The technique used to zero in on explosives and narcotics is a process called nuclear quadrupole resonance (NQR). To find the target materials, low frequency radio wave pulses are emitted which momentarily disturbs the alignment of certain nuclei within the material. The pulsing causes the nuclei to realign and send out a unique weak radio signal. A sensor coil, patented by NRL, then hears this signal, which a computer analyzes to determine the presence and type of material found.

NQR is especially effective for land mine detection because today’s plastic-encased land mines have tiny metal firing mechanisms that require extremely sensitive metal detectors that also hone in on shell casings, nails and wire – leading to more false alarms than actual mines.
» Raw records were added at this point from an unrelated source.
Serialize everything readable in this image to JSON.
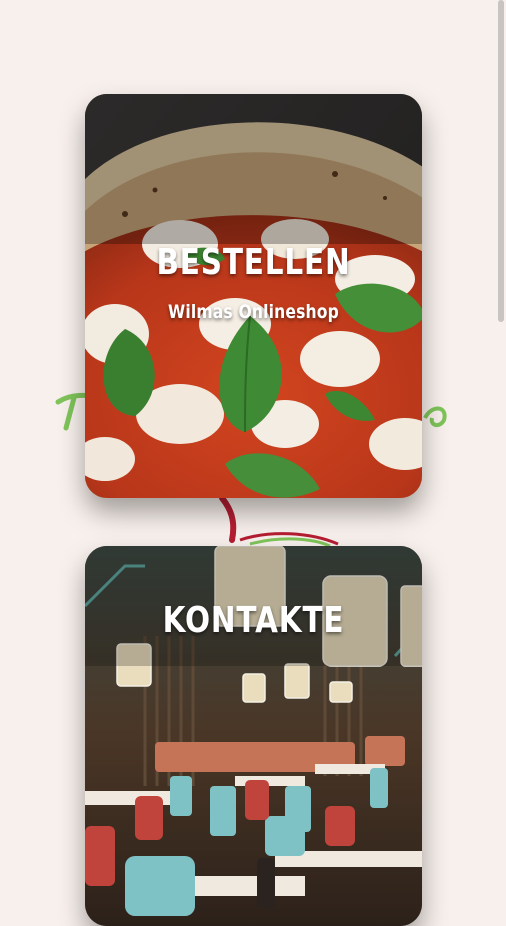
{
  "cards": {
    "order": {
      "title": "BESTELLEN",
      "subtitle": "Wilmas Onlineshop"
    },
    "contact": {
      "title": "KONTAKTE"
    }
  },
  "colors": {
    "page_background": "#f8f0ec",
    "logo_green": "#7fc45a",
    "logo_red": "#b51e33",
    "title_text": "#ffffff"
  },
  "icons": [
    "basil-leaf",
    "pizza-photo",
    "restaurant-interior-photo",
    "logo-flourish"
  ]
}
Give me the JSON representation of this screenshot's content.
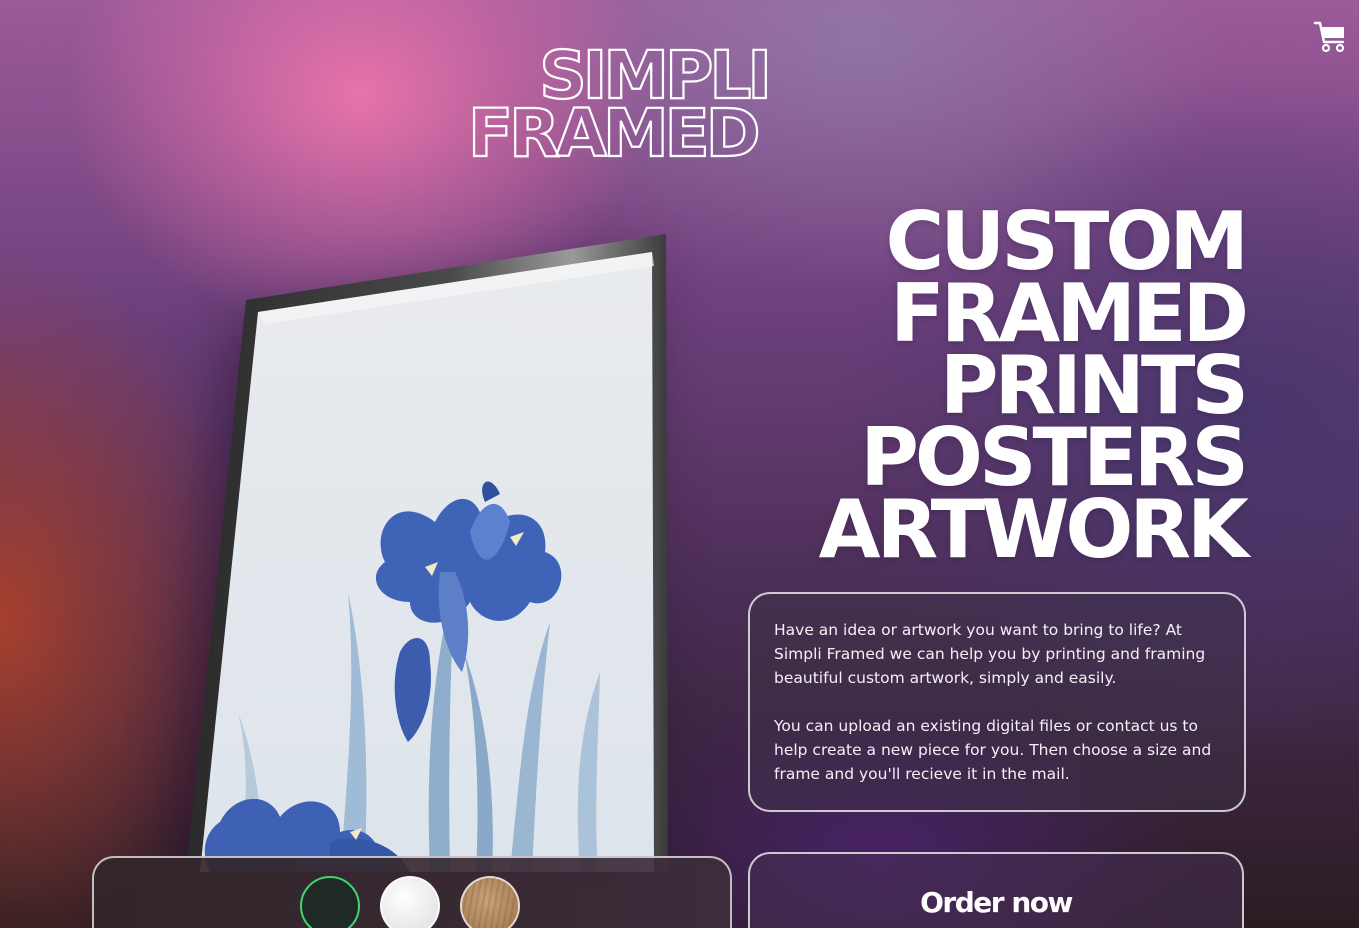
{
  "brand": {
    "logo_line1": "SIMPLI",
    "logo_line2": "FRAMED"
  },
  "header": {
    "cart_icon": "shopping-cart-icon"
  },
  "hero": {
    "headline": [
      "CUSTOM",
      "FRAMED",
      "PRINTS",
      "POSTERS",
      "ARTWORK"
    ],
    "description": [
      "Have an idea or artwork you want to bring to life? At Simpli Framed we can help you by printing and framing beautiful custom artwork, simply and easily.",
      "You can upload an existing digital files or contact us to help create a new piece for you. Then choose a size and frame and you'll recieve it in the mail."
    ],
    "order_label": "Order now"
  },
  "frame_picker": {
    "options": [
      {
        "name": "black",
        "color": "#1f2a26",
        "selected": true
      },
      {
        "name": "white",
        "color": "#f2f2f2",
        "selected": false
      },
      {
        "name": "oak",
        "color": "#b88e63",
        "selected": false
      }
    ],
    "selected_ring_color": "#3fd66e"
  }
}
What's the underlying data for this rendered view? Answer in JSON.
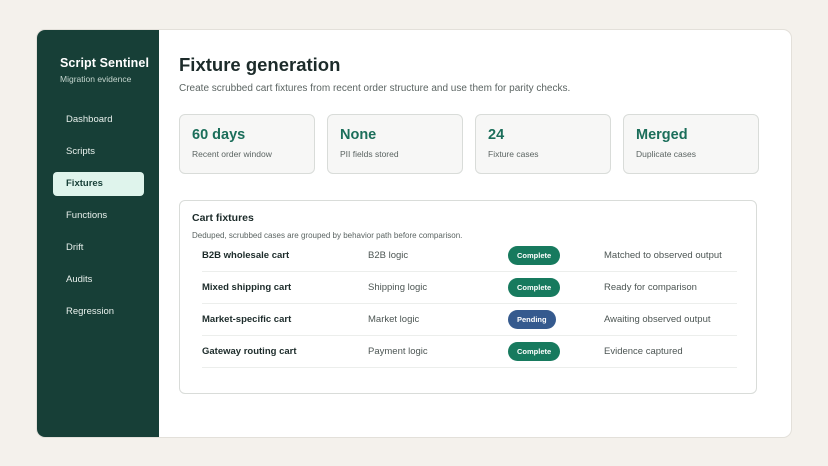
{
  "brand": {
    "title": "Script Sentinel",
    "subtitle": "Migration evidence"
  },
  "nav": [
    {
      "label": "Dashboard",
      "active": false
    },
    {
      "label": "Scripts",
      "active": false
    },
    {
      "label": "Fixtures",
      "active": true
    },
    {
      "label": "Functions",
      "active": false
    },
    {
      "label": "Drift",
      "active": false
    },
    {
      "label": "Audits",
      "active": false
    },
    {
      "label": "Regression",
      "active": false
    }
  ],
  "header": {
    "title": "Fixture generation",
    "subtitle": "Create scrubbed cart fixtures from recent order structure and use them for parity checks."
  },
  "stats": [
    {
      "value": "60 days",
      "label": "Recent order window"
    },
    {
      "value": "None",
      "label": "PII fields stored"
    },
    {
      "value": "24",
      "label": "Fixture cases"
    },
    {
      "value": "Merged",
      "label": "Duplicate cases"
    }
  ],
  "panel": {
    "title": "Cart fixtures",
    "subtitle": "Deduped, scrubbed cases are grouped by behavior path before comparison.",
    "rows": [
      {
        "name": "B2B wholesale cart",
        "logic": "B2B logic",
        "status": "Complete",
        "note": "Matched to observed output"
      },
      {
        "name": "Mixed shipping cart",
        "logic": "Shipping logic",
        "status": "Complete",
        "note": "Ready for comparison"
      },
      {
        "name": "Market-specific cart",
        "logic": "Market logic",
        "status": "Pending",
        "note": "Awaiting observed output"
      },
      {
        "name": "Gateway routing cart",
        "logic": "Payment logic",
        "status": "Complete",
        "note": "Evidence captured"
      }
    ]
  },
  "colors": {
    "complete": "#177a5e",
    "pending": "#355a8e",
    "sidebar": "#173f37",
    "accent": "#1b6e5a"
  }
}
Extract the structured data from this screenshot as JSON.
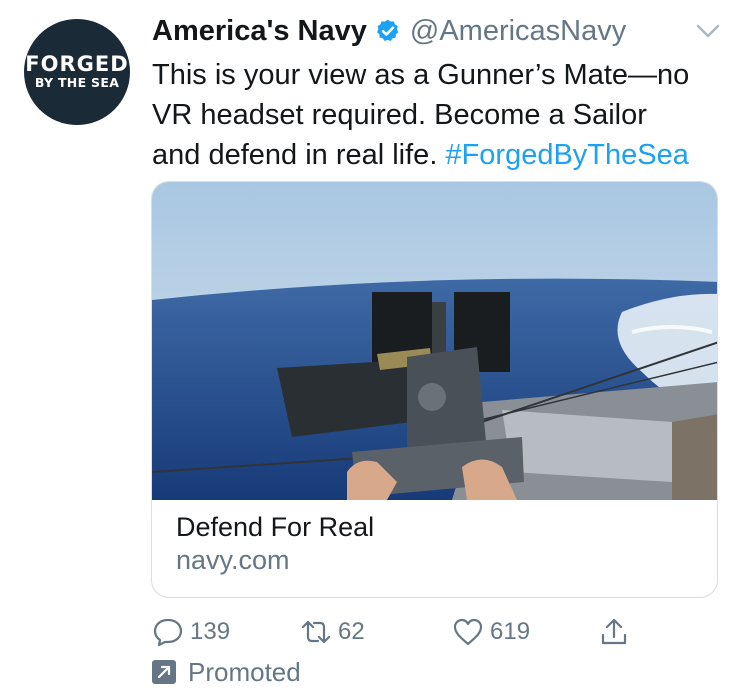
{
  "account": {
    "avatar_line1": "FORGED",
    "avatar_line2": "BY THE SEA",
    "display_name": "America's Navy",
    "handle": "@AmericasNavy",
    "verified": true
  },
  "tweet": {
    "text_line1": "This is your view as a Gunner’s Mate—no",
    "text_line2": "VR headset required. Become a Sailor",
    "text_line3": "and defend in real life. ",
    "hashtag": "#ForgedByTheSea"
  },
  "card": {
    "title": "Defend For Real",
    "domain": "navy.com"
  },
  "actions": {
    "replies": "139",
    "retweets": "62",
    "likes": "619"
  },
  "promoted_label": "Promoted",
  "colors": {
    "accent": "#1da1f2",
    "muted": "#657786",
    "avatar_bg": "#1b2a37"
  }
}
With NQR, the explosives, the very essence of the mine, are being detected.


Story Source:

The above story is based on materials provided by Office Of Naval Research. Note: Materials may be edited for content and length.


Cite This Page:

Office Of Naval Research. "Using Radio Waves To Find Contraband." ScienceDaily. ScienceDaily, 31 October 2001. <www.sciencedaily.com/releases/2001/10/011030230254.htm>.
Office Of Naval Research. (2001, October 31). Using Radio Waves To Find Contraband. ScienceDaily. Retrieved December 21, 2014 from www.sciencedaily.com/releases/2001/10/011030230254.htm
Office Of Naval Research. "Using Radio Waves To Find Contraband." ScienceDaily. www.sciencedaily.com/releases/2001/10/011030230254.htm (accessed December 21, 2014).

Share This


More From ScienceDaily



More Matter & Energy News

Sunday, December 21, 2014

Featured Research

from universities, journals, and other organizations


Featured Videos

from AP, Reuters, AFP, and other news services

Touch-Free Smart Phone Empowers Mobility-Impaired

Touch-Free Smart Phone Empowers Mobility-Impaired

Reuters - Innovations Video Online (Dec. 21, 2014) A touch-free phone developed in Israel enables the mobility-impaired to operate smart phones with just a movement of the head. Suzannah Butcher reports. Video provided by Reuters
Powered by NewsLook.com
Building Google Into Cars

Building Google Into Cars

Reuters - Business Video Online (Dec. 19, 2014) Google's next Android version could become the standard that'll power your vehicle's entertainment and navigation features, Reuters has learned. Fred Katayama reports. Video provided by Reuters
Powered by NewsLook.com
AP Review: Nikon D750 and GoPro Hero 4

AP Review: Nikon D750 and GoPro Hero 4

AP (Dec. 19, 2014) What to buy an experienced photographer or video shooter? There is some strong gear on the market from Nikon and GoPro. The AP's Ron Harris takes a closer look. (Dec. 19) Video provided by AP
Powered by NewsLook.com
Obama: Better Ways to Create Jobs Than Keystone Pipeline

Obama: Better Ways to Create Jobs Than Keystone Pipeline

AFP (Dec. 19, 2014) US President Barack Obama says that construction of the Keystone pipeline would have 'very little impact' on US gas prices and believes there are 'more direct ways' to create construction jobs. Duration: 00:47 Video provided by AFP
Powered by NewsLook.com

Search ScienceDaily

Number of stories in archives: 140,361

Find with keyword(s):
Enter a keyword or phrase to search ScienceDaily for related topics and research stories.

Save/Print:
Share:

Breaking News:

Strange & Offbeat Stories


Space & Time

Matter & Energy

Computers & Math

In Other News

... from NewsDaily.com

Science News

Health News

Environment News

Technology News



Save/Print:
Share:

Free Subscriptions


Get the latest science news with ScienceDaily's free email newsletters, updated daily and weekly. Or view hourly updated newsfeeds in your RSS reader:

Get Social & Mobile


Keep up to date with the latest news from ScienceDaily via social networks and mobile apps:

Have Feedback?


Tell us what you think of ScienceDaily -- we welcome both positive and negative comments. Have any problems using the site? Questions?
Mobile: iPhone Android Web
Follow: Facebook Twitter Google+
Subscribe: RSS Feeds Email Newsletters
Latest Headlines Health & Medicine Mind & Brain Space & Time Matter & Energy Computers & Math Plants & Animals Earth & Climate Fossils & Ruins